Tasca Parts online has the assembly for $231, plus freight of course. I found it in various other places including eBay for about the same money with only the freight charges varying widely.
I also need a little connector which got ripped off in the incident. It is ridiculously expensive – the best I found online was $32 which is just stupid considering its the size of a coke bottle top. I expect it is manufactured in Taiwan and the original manufacturer gets something less than a dollar for it.
This morning I started phoning local Ford dealers to see if I could shop locally. I phoned Preeceville first but they didn’t even have a message on their phone. After about 10 rings I concluded that they likely weren’t open on weekends so I called Yorkton. The nice man in parts took an incredibly long time to come up with a price considering that I gave him two genuine Ford part numbers. Google or eBay will turn those part numbers into a price in less than 30 seconds but it took Dennis in Yorkton a couple of minutes before he came back with a price. He wanted a mere $65 for the electrical connector. And over $700 for the canister. I asked him if those prices were negotiable and – while he did offer a slight discount – his idea of negotiable and my idea didn’t exactly mesh.
Now I don’t expect that local dealers will be equally priced with online retailers. I’m perfectly willing to pay a premium to deal locally. I’m not however willing to pay double and if the truth be known its not so much a percentage as an absolute amount that forms my barrier to dealing locally. I’ll pay $50 to $100 for the “privilege” of dealing locally but no more and I’m not really sure why its worth any premium at all.
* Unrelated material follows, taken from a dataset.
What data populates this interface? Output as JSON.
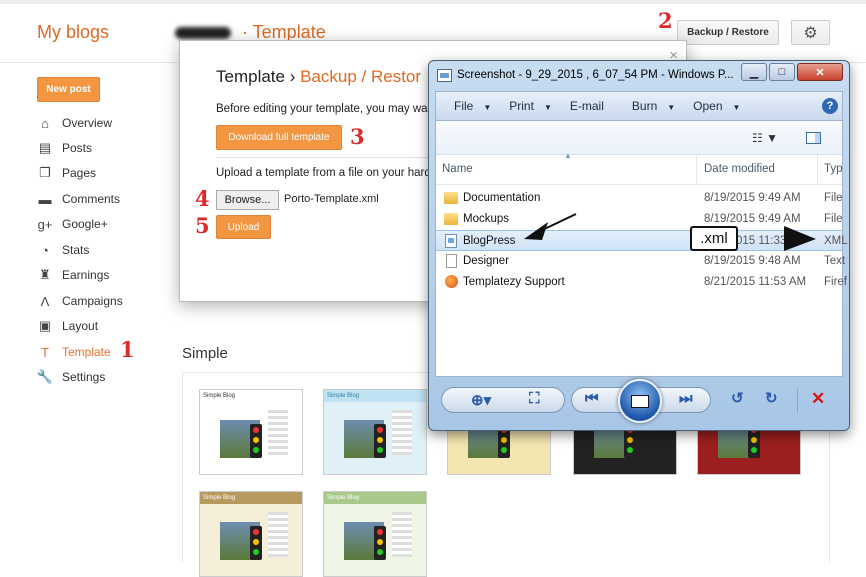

If the local retailer stocked anything then I could justify paying extra for quick access to the parts. The simple fact now is that nobody stocks jack shit locally. So the online timeline may be the same or at worst only a few days longer than the local timeline. There’s also the matter of professional advice and support but again, I’m not so sure the local person is better. All too often I’ve gone up to parts counters and had the idiot on the other side of the counter tell me I didn’t know what I was talking about or that I didn’t actually want what I said I wanted. Just yesterday I was forced into NAPA in Melfort where the old bat at the counter told me they didn’t have any panel mount volt meters. I said “come on, you must have oil pressure gauges and voltage meters somewhere”. She wandered over to the aisle that I hadn’t made it to yet and said “see, we don’t have one”. I reached out and pulled the volt meter off the wall in front of her, pointed out where it clearly said “Volt Meter” on the packaging and then had to listen to her blather about how she thought I wanted something different. That kind of experience happens all too often and I don’t appreciate having to work hard get around someone who presumably is there to help me. So I’m not sure why I would willingly pay any premium at all for “local” access to parts. The fact remains that I will pay more but increasingly I don’t.
Since I had an order coming from Tasca Parts I ordered the intermediate steering shaft at the same time. There’s two u-joints in the steering column on the Lincoln, one up under your knees and the other exposed to the elements right next to the exhaust manifold. Guess which one dries out and fails first? I’ve squirted grease into it with a grease needle a couple of times now but that’s only postponing the inevitable. It doesn’t sound like its very hard to change – one online mechanic says it took him less time than an oil change. 139 bux from Tasca – I wonder what the local stealerships would think it might be worth if I let them sell it to me and install it?